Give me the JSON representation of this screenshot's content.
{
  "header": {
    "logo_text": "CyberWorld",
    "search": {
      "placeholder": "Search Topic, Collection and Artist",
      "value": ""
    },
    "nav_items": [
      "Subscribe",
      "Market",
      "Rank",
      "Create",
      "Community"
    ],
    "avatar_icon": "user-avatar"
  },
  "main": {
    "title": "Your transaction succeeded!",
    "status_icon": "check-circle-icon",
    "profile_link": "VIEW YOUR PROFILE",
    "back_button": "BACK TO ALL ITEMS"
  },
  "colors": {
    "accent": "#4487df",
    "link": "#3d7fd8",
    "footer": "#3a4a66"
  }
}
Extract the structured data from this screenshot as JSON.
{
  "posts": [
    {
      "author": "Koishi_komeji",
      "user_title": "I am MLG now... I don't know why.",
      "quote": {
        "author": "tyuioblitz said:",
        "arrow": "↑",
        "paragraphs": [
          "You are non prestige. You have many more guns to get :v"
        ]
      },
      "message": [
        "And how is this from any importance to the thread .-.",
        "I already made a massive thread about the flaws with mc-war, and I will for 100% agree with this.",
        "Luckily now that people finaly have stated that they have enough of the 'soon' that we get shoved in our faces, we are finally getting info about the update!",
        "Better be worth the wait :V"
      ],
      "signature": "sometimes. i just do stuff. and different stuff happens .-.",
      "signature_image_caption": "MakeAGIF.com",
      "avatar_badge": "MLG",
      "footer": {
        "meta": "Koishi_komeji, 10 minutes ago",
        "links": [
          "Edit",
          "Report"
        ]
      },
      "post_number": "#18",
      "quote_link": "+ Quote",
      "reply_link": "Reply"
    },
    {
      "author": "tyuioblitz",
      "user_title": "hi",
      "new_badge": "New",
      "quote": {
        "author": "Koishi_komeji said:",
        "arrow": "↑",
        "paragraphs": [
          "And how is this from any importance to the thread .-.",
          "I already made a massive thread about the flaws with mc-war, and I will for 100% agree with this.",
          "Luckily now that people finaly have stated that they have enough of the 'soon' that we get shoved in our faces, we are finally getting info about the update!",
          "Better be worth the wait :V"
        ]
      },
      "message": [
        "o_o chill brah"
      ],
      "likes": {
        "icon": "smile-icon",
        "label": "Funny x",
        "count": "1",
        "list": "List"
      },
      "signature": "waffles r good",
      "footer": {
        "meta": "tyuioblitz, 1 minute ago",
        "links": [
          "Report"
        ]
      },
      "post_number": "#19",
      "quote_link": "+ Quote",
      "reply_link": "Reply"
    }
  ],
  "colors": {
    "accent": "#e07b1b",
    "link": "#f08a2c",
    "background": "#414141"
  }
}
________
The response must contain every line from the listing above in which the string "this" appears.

Response area:
Give me the JSON representation of this screenshot's content.
Extract the structured data from this screenshot as JSON.
        "And how is this from any importance to the thread .-.",
        "I already made a massive thread about the flaws with mc-war, and I will for 100% agree with this.",
          "And how is this from any importance to the thread .-.",
          "I already made a massive thread about the flaws with mc-war, and I will for 100% agree with this.",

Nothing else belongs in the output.